● **Instructions to follow**
Leaving out the images, please output every entry exactly as it appears.

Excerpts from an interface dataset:
::::::::::

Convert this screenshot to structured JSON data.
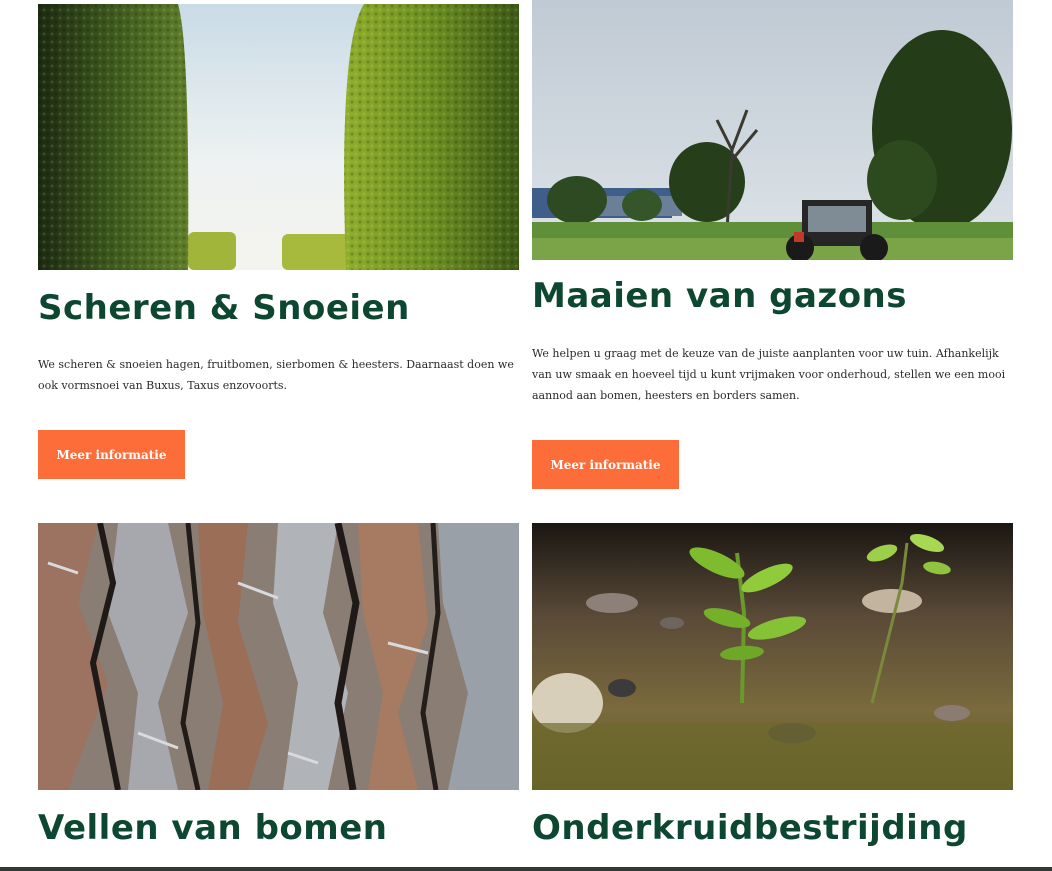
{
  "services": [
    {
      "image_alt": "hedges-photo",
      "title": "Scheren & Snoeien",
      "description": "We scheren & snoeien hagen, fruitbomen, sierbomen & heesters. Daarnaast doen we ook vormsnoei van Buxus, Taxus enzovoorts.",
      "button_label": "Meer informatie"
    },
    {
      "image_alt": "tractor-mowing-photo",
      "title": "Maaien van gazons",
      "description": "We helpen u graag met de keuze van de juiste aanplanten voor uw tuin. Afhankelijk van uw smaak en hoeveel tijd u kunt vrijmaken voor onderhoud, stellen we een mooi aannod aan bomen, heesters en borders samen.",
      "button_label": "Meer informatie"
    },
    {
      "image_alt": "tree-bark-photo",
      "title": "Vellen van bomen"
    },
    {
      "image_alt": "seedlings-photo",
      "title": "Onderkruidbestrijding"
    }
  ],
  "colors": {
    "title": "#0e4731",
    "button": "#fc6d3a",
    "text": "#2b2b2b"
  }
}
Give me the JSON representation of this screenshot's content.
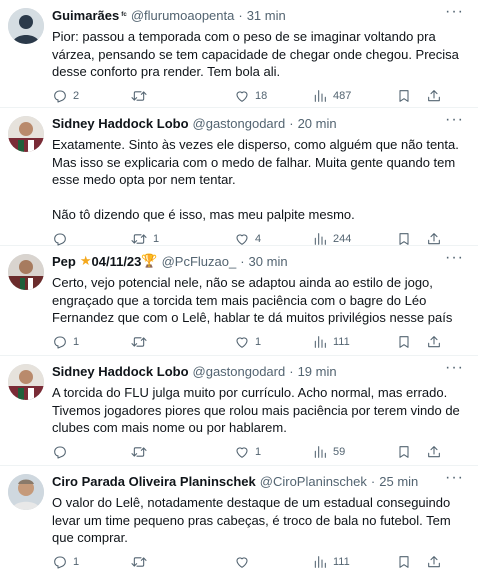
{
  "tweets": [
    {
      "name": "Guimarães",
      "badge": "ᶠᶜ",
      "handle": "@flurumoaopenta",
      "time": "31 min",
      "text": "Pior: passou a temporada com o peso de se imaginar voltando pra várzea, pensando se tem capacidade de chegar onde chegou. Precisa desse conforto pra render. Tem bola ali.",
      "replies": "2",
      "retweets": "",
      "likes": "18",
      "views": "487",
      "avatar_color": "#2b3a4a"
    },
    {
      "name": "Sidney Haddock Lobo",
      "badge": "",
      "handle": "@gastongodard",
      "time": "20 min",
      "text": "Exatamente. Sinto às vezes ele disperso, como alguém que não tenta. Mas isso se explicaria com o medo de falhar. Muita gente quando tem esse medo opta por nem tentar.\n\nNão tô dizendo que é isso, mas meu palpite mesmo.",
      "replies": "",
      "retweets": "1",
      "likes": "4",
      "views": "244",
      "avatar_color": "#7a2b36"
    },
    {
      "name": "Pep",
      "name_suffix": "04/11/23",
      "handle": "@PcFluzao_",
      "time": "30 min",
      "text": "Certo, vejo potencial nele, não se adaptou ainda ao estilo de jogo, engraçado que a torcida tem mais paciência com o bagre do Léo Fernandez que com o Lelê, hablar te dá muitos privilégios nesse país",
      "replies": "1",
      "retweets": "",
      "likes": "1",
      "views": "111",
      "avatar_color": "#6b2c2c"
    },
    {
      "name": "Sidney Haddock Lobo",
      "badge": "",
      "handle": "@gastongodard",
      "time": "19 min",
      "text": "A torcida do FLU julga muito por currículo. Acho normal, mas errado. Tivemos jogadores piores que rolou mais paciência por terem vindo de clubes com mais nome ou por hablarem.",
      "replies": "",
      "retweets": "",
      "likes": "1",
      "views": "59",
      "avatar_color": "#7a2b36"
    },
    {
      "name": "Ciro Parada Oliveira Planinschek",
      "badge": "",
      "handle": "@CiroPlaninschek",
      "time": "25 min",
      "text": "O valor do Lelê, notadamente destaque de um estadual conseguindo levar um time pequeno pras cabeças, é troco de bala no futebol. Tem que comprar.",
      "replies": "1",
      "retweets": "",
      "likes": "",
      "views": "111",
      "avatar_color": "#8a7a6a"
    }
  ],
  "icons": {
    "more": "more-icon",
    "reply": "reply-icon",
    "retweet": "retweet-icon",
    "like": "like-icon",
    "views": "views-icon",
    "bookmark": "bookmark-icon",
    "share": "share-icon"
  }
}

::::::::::

● **Written answer**
Convert this screenshot to structured JSON data.
{
  "services": [
    {
      "image_alt": "hedges-photo",
      "title": "Scheren & Snoeien",
      "description": "We scheren & snoeien hagen, fruitbomen, sierbomen & heesters. Daarnaast doen we ook vormsnoei van Buxus, Taxus enzovoorts.",
      "button_label": "Meer informatie"
    },
    {
      "image_alt": "tractor-mowing-photo",
      "title": "Maaien van gazons",
      "description": "We helpen u graag met de keuze van de juiste aanplanten voor uw tuin. Afhankelijk van uw smaak en hoeveel tijd u kunt vrijmaken voor onderhoud, stellen we een mooi aannod aan bomen, heesters en borders samen.",
      "button_label": "Meer informatie"
    },
    {
      "image_alt": "tree-bark-photo",
      "title": "Vellen van bomen"
    },
    {
      "image_alt": "seedlings-photo",
      "title": "Onderkruidbestrijding"
    }
  ],
  "colors": {
    "title": "#0e4731",
    "button": "#fc6d3a",
    "text": "#2b2b2b"
  }
}
Give me the JSON representation of this screenshot's content.
{
  "tweets": [
    {
      "name": "Guimarães",
      "badge": "ᶠᶜ",
      "handle": "@flurumoaopenta",
      "time": "31 min",
      "text": "Pior: passou a temporada com o peso de se imaginar voltando pra várzea, pensando se tem capacidade de chegar onde chegou. Precisa desse conforto pra render. Tem bola ali.",
      "replies": "2",
      "retweets": "",
      "likes": "18",
      "views": "487",
      "avatar_color": "#2b3a4a"
    },
    {
      "name": "Sidney Haddock Lobo",
      "badge": "",
      "handle": "@gastongodard",
      "time": "20 min",
      "text": "Exatamente. Sinto às vezes ele disperso, como alguém que não tenta. Mas isso se explicaria com o medo de falhar. Muita gente quando tem esse medo opta por nem tentar.\n\nNão tô dizendo que é isso, mas meu palpite mesmo.",
      "replies": "",
      "retweets": "1",
      "likes": "4",
      "views": "244",
      "avatar_color": "#7a2b36"
    },
    {
      "name": "Pep",
      "name_suffix": "04/11/23",
      "handle": "@PcFluzao_",
      "time": "30 min",
      "text": "Certo, vejo potencial nele, não se adaptou ainda ao estilo de jogo, engraçado que a torcida tem mais paciência com o bagre do Léo Fernandez que com o Lelê, hablar te dá muitos privilégios nesse país",
      "replies": "1",
      "retweets": "",
      "likes": "1",
      "views": "111",
      "avatar_color": "#6b2c2c"
    },
    {
      "name": "Sidney Haddock Lobo",
      "badge": "",
      "handle": "@gastongodard",
      "time": "19 min",
      "text": "A torcida do FLU julga muito por currículo. Acho normal, mas errado. Tivemos jogadores piores que rolou mais paciência por terem vindo de clubes com mais nome ou por hablarem.",
      "replies": "",
      "retweets": "",
      "likes": "1",
      "views": "59",
      "avatar_color": "#7a2b36"
    },
    {
      "name": "Ciro Parada Oliveira Planinschek",
      "badge": "",
      "handle": "@CiroPlaninschek",
      "time": "25 min",
      "text": "O valor do Lelê, notadamente destaque de um estadual conseguindo levar um time pequeno pras cabeças, é troco de bala no futebol. Tem que comprar.",
      "replies": "1",
      "retweets": "",
      "likes": "",
      "views": "111",
      "avatar_color": "#8a7a6a"
    }
  ],
  "icons": {
    "more": "more-icon",
    "reply": "reply-icon",
    "retweet": "retweet-icon",
    "like": "like-icon",
    "views": "views-icon",
    "bookmark": "bookmark-icon",
    "share": "share-icon"
  }
}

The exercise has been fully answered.